- One of the more popular scenic vistas on Oahu and the site of one of the bloodiest battles in Hawaiian history, the Pali Lookout provides a panoramic view of Oahu.
There are several fantastic museums to explore. The Bishop Museum, funded in 1889 by the last direct descendant of Kamehameha I, records, preserves and tells the stories of Hawaii and the Pacific. On display are Hawaiian artifacts, science-based exhibits, a large simulated volcano in the center that erupts regularly, the third largest entomology collection in the US, and a planetarium. See also the Contemporary Museum, Hawaii State Art Museum, Honolulu Academy of Arts, Hawaii Maritime Center, and the Workspace.
War history buffs will rejoice with the many military memorials found on the island. The Battleship Missouri Memorial is the battleship best known as the site where World War II ended when the Japanese military surrendered to the Allied forces. The USS Arizona Memorial commemorates the Japanese attack on Pearl Harbor which brought the US into World War II. The National Memorial Cemetery of the Pacific is the final resting place of over 45,000 Americans who served their country.
Sunset On The Beach is an event where free movies are projected on the beach in Waikiki near the Honolulu zoo. Many tourists from around the world can view a movie on an outdoor 30ft screen.
Catch a performance by the Honolulu Symphony, the oldest US symphony orchestra west of the Rocky Mountains. Other classical music ensembles include the Hawaii Opera Theater. Honolulu is also a center for Hawaiian music. The main music venues include the Neal Blaisdell Center Concert Hall, the Waikiki Shell, and the Hawaii Theater. Honolulu also includes several venues for live theater, including the Diamond Head Theater and the Manoa Valley Theater.
When party arrives Waikiki is the center of the action. When the sun goes down, Kalakaua and Kuhio Avenues come alive with visitors searching for restaurants, bars and clubs. The Mai Tai Bar is popular among locals. Also fun are Scruples Beach Club, Pipeline Café and Zanzabar.
Although not a big island, there are plenty of spots to spend a day away from your hotel. Here is a list of a few popular destinations:
The North Shore is home to some of the largest waves on earth in the winter, and the ocean and surfing are a way of life here. Daily life is way more relaxed and laid back here. The region is anchored by the town of Haleiwa, home of the Waimea Arboretum and Botanical Garden. Kahuku is home to several shrimp farms. Many have a shrimp truck where visitors can buy raw and cooked shrimp. But the most popular attraction is the Polynesian Cultural Center located in Laie. This living museum invites visitors to observe cultural activities by the people who inhabit the islands. Each of the major Polynesian countries has its own area of the park. There is an Imax theatre, a lagoon, luau feasts and a show entitled Horizons: Where the Sea Meets the Sky.

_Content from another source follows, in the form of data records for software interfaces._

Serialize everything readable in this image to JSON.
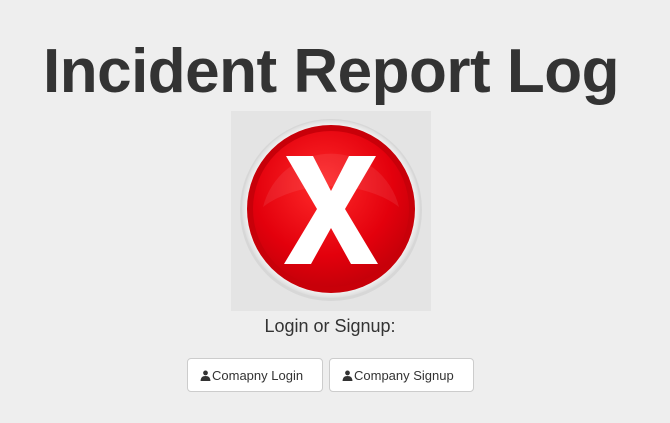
{
  "page": {
    "title": "Incident Report Log",
    "subtitle": "Login or Signup:"
  },
  "logo": {
    "icon": "red-x-circle-icon",
    "colors": {
      "circle": "#e0000b",
      "rim": "#ffffff",
      "mark": "#ffffff"
    }
  },
  "buttons": {
    "login_label": "Comapny Login",
    "signup_label": "Company Signup",
    "icon": "user-icon"
  }
}
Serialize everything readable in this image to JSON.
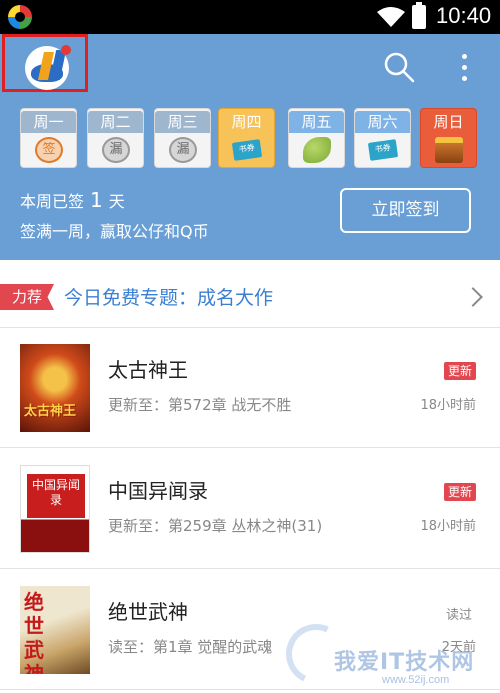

There is a definite contrast between the Windward’s Coast in the northern end, with many secluded beaches and sleepy villages, and in the southern end, home of one of the largest Marine Corps bases in the Pacific and two larger towns: Kailua and Kaneohe. See the Kailua Beach Park, Lanikai Beach, Kawai Nui Marsh, Mokulua islands, and the sea turtles of Hanauma Bay.
The Leeward Coast is home to four rural communities (Nanakuli, Maili, Waianae, and Makaha) and two up-and-coming resort areas. The mountains above Waianae and Makaha Valley offer some of the best hiking anywhere in the islands and the walk to Kaena Point is well worth the effort.